make dgemm_cuda_sweep \ dstream_cuda_sweep \ dfft_cuda_sweep \ drandom_access_cuda_sweep \ dlu_solve_cuda_sweep \ ptrans_cuda_sweep
If this works, you now have binaries you can run on gem5-gpu. If not, you have some debugging to do. To run the binaries on the gem5-gpu simulator, change directories into
gem5 (within Vagrant Box!), and run something similar to the following command lines:

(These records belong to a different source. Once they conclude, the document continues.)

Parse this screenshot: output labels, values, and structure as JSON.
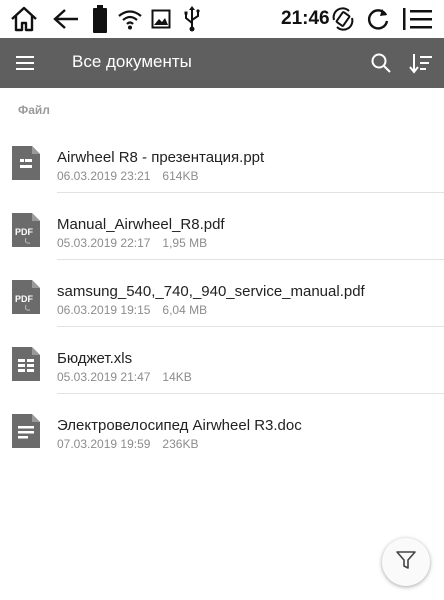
{
  "status_bar": {
    "time": "21:46",
    "icons": [
      "home-icon",
      "back-icon",
      "battery-icon",
      "wifi-icon",
      "image-icon",
      "usb-icon",
      "auto-rotate-icon",
      "refresh-icon",
      "menu-icon"
    ]
  },
  "app_bar": {
    "title": "Все документы",
    "icons": [
      "hamburger-menu-icon",
      "search-icon",
      "sort-icon"
    ]
  },
  "section_header": "Файл",
  "files": [
    {
      "name": "Airwheel R8 - презентация.ppt",
      "date": "06.03.2019 23:21",
      "size": "614KB",
      "icon": "ppt-file-icon"
    },
    {
      "name": "Manual_Airwheel_R8.pdf",
      "date": "05.03.2019 22:17",
      "size": "1,95 MB",
      "icon": "pdf-file-icon",
      "icon_label": "PDF"
    },
    {
      "name": "samsung_540,_740,_940_service_manual.pdf",
      "date": "06.03.2019 19:15",
      "size": "6,04 MB",
      "icon": "pdf-file-icon",
      "icon_label": "PDF"
    },
    {
      "name": "Бюджет.xls",
      "date": "05.03.2019 21:47",
      "size": "14KB",
      "icon": "xls-file-icon"
    },
    {
      "name": "Электровелосипед Airwheel R3.doc",
      "date": "07.03.2019 19:59",
      "size": "236KB",
      "icon": "doc-file-icon"
    }
  ],
  "fab": {
    "icon": "filter-icon"
  },
  "colors": {
    "app_bar": "#5f5f5f",
    "file_icon": "#6b6b6b",
    "meta_text": "#8c8c8c",
    "divider": "#e2e2e2"
  }
}
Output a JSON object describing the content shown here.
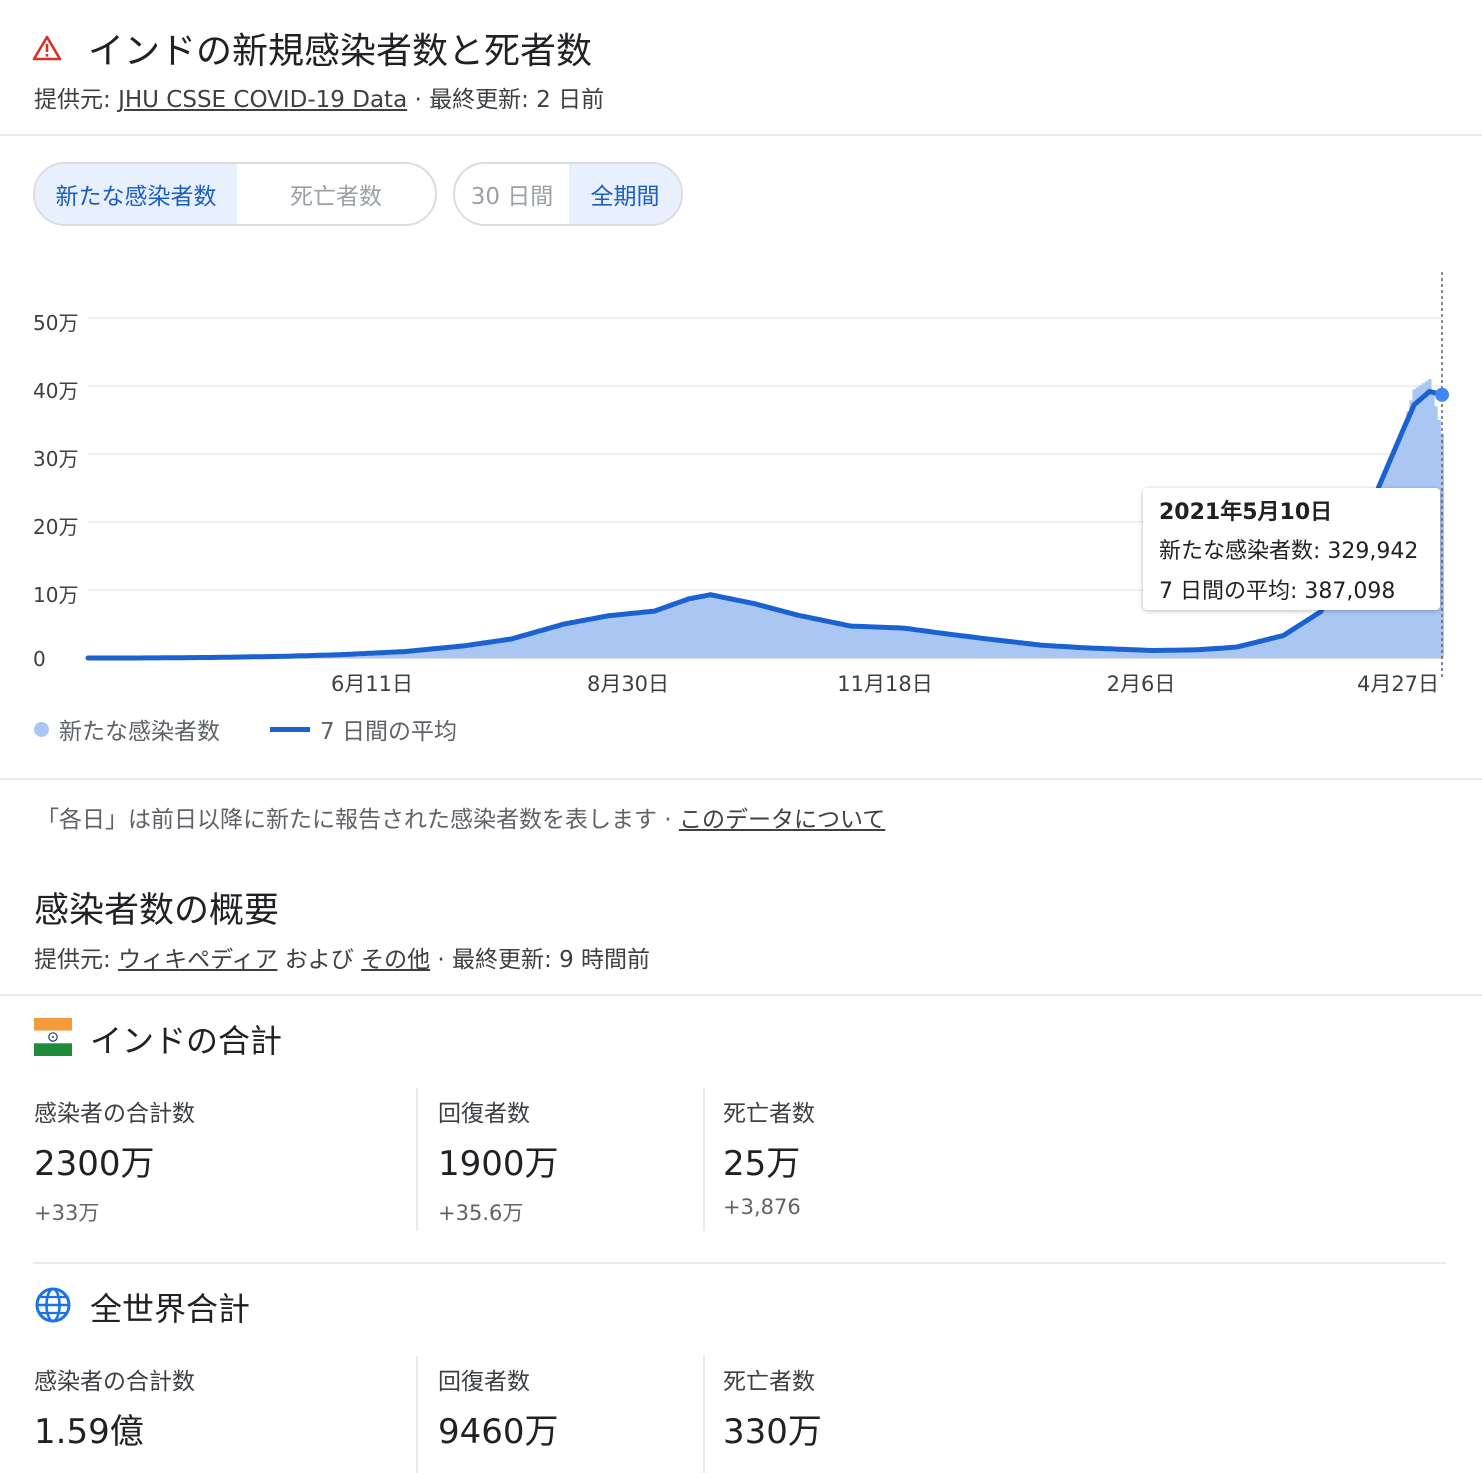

./build/X86_VI_hammer_GPU/gem5.opt ../gem5-gpu/configs/se_fusion.py --clusters=1 --cores_per_cluster=2 --gpu-core-clock=1GHz --cpu-type=detailed --mem-size=8GB --cpu-clock=3GHz --caches --l2cache --access-host-pagetable -c /home/vagrant/gem5-gpu/benchmarks/linalg-benchmarks/benchmarks/out/ptrans_cuda_sweep -o "--log_size=6"
You MUST use absolute paths to your workload (bug in gem5-gpu), and you MUST pass in your arguments to the workload using the
-o flag. Command lines for DGEMM, FFT, STREAM, Random Access and HPL are all the same as for PTRANS above, except the
-o workload arguments differ. refer to the source files for exact usage.
The LACore extension touches a lot of c++ source files in the gem5 respository, but mainly, you should be looking at
src/arch/RISC-V for ISA changes and
src/cpu/la_core for micro-architectural changes. Sometimes, you will need to change both of them if new instructions with new functionality are added to the ISA.
After you make changes, you just build using
scons -j10 build/RISCV_LA_CORE/gem5.gpu as described in the installation section
To modify the configuration scripts, which are written in python. These scripts just hook together the hardware pieces right before simulation, and are useful for parameter sweeps. You will only need to edit these if you add a new parameter to any of the SimObject Python files in the src/ directory.
In order to extend the ISA, you need to modify the
riscv-opcodes sub-directory first, and then run
make inside it to update all the
encoding.h files in the rest of the riscv-tools sub-directories. Then, go into
riscv-gnu-toolchain/riscv-binutils-gdb/gas/config/tc-riscv.c and make most of your changes there. You might also need to look at the following files:
riscv-gnu-toolchain/riscv-binutils-gdb/gas/config/tc-riscv.h riscv-gnu-toolchain/riscv-binutils-gdb/include/opcode/riscv.h riscv-gnu-toolchain/riscv-binutils-gdb/include/opcode/riscv-opc.h riscv-gnu-toolchain/riscv-binutils-gdb/opcodes/riscv-dis.c riscv-gnu-toolchain/riscv-binutils-gdb/opcodes/riscv-opc.c
After you make the changes you want, change directories up to the
riscv-tools repository and run
This will rebuild the gcc toolchain (with your additions to gas), and update the binaries in
$RISCV/bin. Now, you are STRONGLY advised to rebuild and rerun the LACoreAPI regression tests in spike to make sure the assembler isn't broken!